- _Action item_
State the number of lines that hold "this" in the records below, with no other words.

Excerpts from an interface dataset:
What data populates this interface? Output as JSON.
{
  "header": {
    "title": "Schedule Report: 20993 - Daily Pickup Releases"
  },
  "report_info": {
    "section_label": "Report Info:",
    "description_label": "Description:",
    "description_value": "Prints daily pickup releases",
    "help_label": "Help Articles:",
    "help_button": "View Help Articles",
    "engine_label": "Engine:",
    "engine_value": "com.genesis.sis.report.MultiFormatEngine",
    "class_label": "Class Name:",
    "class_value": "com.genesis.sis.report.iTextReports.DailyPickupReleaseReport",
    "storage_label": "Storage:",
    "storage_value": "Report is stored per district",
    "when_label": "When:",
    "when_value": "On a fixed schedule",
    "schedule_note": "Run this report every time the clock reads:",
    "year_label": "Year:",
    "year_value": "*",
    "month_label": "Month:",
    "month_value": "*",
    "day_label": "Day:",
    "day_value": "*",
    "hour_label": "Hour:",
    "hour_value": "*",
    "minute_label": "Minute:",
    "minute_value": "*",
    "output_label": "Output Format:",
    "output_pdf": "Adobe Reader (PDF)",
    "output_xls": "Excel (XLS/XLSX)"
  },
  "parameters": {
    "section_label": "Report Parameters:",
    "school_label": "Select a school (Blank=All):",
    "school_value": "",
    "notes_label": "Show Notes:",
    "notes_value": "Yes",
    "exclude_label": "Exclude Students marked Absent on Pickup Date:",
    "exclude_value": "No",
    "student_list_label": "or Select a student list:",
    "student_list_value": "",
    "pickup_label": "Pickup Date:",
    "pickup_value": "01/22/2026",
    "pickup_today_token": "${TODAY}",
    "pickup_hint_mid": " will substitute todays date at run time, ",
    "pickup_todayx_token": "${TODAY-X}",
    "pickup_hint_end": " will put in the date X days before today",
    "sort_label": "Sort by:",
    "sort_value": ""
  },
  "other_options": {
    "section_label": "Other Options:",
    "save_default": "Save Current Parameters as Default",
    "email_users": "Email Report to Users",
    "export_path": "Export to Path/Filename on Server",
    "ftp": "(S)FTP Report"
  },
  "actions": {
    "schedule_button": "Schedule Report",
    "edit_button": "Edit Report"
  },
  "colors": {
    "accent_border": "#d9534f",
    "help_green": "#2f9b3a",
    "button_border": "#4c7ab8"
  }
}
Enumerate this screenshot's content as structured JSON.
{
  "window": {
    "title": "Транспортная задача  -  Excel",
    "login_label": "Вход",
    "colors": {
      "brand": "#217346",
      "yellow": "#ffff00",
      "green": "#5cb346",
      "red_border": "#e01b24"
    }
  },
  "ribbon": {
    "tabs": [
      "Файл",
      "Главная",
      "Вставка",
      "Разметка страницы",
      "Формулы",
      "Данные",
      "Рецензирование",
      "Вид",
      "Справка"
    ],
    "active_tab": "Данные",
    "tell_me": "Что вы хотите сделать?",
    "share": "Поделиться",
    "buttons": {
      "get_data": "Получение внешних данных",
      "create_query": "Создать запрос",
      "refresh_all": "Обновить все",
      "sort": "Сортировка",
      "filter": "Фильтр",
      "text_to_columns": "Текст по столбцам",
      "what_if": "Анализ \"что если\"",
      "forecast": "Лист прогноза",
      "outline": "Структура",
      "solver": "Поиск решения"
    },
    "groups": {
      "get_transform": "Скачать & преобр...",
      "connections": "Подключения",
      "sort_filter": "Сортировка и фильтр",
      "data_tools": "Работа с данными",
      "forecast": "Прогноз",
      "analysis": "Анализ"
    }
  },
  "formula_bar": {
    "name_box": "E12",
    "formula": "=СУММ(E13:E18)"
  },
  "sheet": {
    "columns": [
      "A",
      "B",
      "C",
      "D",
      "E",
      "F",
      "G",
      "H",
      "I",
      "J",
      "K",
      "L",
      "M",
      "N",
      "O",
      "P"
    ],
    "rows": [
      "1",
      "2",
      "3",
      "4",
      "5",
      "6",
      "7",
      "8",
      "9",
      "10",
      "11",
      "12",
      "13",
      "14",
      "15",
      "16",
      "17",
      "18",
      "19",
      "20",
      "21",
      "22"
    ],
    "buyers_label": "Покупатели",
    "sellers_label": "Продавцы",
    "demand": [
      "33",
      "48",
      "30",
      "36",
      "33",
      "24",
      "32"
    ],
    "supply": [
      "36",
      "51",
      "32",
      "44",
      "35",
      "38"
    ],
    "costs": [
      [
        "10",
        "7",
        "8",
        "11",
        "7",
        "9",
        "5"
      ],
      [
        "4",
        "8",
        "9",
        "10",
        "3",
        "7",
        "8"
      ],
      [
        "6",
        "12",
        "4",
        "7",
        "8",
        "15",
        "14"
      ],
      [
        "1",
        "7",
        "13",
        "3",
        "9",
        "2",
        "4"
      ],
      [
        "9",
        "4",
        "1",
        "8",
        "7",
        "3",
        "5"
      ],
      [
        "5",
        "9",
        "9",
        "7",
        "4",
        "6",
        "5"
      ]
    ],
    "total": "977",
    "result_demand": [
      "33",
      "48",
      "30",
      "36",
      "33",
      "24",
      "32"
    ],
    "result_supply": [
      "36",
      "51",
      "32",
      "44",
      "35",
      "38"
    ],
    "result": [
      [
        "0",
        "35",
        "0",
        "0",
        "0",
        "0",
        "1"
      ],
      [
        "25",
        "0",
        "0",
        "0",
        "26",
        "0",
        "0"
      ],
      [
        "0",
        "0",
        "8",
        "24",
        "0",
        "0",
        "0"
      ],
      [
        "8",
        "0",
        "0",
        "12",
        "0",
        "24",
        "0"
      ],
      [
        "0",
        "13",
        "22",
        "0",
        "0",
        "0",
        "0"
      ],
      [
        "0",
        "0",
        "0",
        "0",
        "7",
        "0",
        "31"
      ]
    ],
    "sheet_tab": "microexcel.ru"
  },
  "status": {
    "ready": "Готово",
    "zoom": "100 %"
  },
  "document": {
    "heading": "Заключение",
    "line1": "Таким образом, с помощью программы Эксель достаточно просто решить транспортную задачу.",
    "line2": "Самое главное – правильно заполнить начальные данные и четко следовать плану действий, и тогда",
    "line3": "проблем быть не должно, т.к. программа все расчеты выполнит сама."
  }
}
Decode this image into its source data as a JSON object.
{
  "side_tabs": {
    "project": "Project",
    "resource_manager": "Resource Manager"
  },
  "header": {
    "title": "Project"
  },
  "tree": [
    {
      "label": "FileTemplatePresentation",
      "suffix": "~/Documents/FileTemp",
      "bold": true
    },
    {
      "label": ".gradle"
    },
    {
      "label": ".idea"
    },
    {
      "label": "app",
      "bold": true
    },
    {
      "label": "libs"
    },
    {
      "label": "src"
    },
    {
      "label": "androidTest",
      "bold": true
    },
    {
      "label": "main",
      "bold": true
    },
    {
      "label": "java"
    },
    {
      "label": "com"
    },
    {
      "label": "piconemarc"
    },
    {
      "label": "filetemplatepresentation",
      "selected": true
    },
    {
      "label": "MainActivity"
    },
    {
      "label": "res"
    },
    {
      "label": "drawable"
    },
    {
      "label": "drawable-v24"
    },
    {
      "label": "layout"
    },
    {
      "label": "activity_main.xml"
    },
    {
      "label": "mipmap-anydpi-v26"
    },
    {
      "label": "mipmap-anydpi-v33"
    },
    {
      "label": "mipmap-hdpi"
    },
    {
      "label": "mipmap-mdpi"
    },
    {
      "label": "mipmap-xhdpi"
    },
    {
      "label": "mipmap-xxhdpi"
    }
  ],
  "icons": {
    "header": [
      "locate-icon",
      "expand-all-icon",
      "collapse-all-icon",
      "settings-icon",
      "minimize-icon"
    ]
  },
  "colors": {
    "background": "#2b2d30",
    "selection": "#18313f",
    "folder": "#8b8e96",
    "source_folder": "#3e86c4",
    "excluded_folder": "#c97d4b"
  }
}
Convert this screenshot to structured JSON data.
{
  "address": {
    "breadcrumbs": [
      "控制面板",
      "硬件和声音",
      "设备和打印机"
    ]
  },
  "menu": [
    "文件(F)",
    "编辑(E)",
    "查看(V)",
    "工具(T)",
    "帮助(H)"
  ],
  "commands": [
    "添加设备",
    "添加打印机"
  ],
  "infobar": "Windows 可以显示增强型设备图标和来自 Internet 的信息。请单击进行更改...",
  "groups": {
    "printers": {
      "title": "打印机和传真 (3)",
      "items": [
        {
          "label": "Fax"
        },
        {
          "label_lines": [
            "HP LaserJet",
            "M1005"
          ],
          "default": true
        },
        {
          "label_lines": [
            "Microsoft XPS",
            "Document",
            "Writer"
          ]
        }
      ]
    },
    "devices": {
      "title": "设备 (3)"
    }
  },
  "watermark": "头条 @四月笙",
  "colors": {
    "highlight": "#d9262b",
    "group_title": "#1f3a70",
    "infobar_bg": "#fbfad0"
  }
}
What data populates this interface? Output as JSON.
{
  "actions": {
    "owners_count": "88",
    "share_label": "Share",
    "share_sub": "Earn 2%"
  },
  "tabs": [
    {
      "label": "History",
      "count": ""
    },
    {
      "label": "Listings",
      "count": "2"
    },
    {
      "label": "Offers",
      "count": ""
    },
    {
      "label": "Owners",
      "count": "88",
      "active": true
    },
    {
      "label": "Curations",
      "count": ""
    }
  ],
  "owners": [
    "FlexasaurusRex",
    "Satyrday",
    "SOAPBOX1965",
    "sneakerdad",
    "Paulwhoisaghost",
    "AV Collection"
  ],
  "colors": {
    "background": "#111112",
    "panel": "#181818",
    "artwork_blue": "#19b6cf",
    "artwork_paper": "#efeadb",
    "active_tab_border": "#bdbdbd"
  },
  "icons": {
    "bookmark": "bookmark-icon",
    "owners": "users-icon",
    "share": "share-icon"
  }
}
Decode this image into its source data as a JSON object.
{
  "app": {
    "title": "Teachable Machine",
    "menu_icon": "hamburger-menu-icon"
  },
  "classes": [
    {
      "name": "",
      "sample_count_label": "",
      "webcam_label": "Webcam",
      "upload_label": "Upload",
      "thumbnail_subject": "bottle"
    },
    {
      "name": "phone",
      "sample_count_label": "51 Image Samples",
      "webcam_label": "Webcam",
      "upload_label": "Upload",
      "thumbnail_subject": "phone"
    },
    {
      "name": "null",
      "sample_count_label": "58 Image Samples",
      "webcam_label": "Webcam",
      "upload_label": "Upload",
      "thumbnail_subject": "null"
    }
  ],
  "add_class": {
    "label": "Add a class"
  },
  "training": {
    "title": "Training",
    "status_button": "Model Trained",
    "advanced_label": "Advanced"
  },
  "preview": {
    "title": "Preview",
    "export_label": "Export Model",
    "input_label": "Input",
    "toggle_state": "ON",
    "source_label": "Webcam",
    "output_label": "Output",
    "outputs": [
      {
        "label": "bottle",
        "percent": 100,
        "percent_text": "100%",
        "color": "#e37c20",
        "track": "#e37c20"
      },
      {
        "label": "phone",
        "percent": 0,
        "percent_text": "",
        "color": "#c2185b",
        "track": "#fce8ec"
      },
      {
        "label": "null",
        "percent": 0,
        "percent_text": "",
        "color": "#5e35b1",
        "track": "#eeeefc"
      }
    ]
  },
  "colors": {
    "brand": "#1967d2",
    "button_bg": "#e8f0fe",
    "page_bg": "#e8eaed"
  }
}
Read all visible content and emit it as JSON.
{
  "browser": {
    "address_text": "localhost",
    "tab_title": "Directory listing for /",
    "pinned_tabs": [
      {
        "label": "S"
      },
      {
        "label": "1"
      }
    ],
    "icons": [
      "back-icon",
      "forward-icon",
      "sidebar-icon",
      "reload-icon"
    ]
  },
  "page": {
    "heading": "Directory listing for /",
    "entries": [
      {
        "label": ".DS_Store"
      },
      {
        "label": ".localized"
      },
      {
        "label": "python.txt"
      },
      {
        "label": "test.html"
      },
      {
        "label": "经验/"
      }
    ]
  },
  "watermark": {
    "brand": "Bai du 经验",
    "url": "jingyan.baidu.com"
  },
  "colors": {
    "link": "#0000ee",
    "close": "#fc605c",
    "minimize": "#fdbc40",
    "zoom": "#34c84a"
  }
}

- _Solved exercise_
7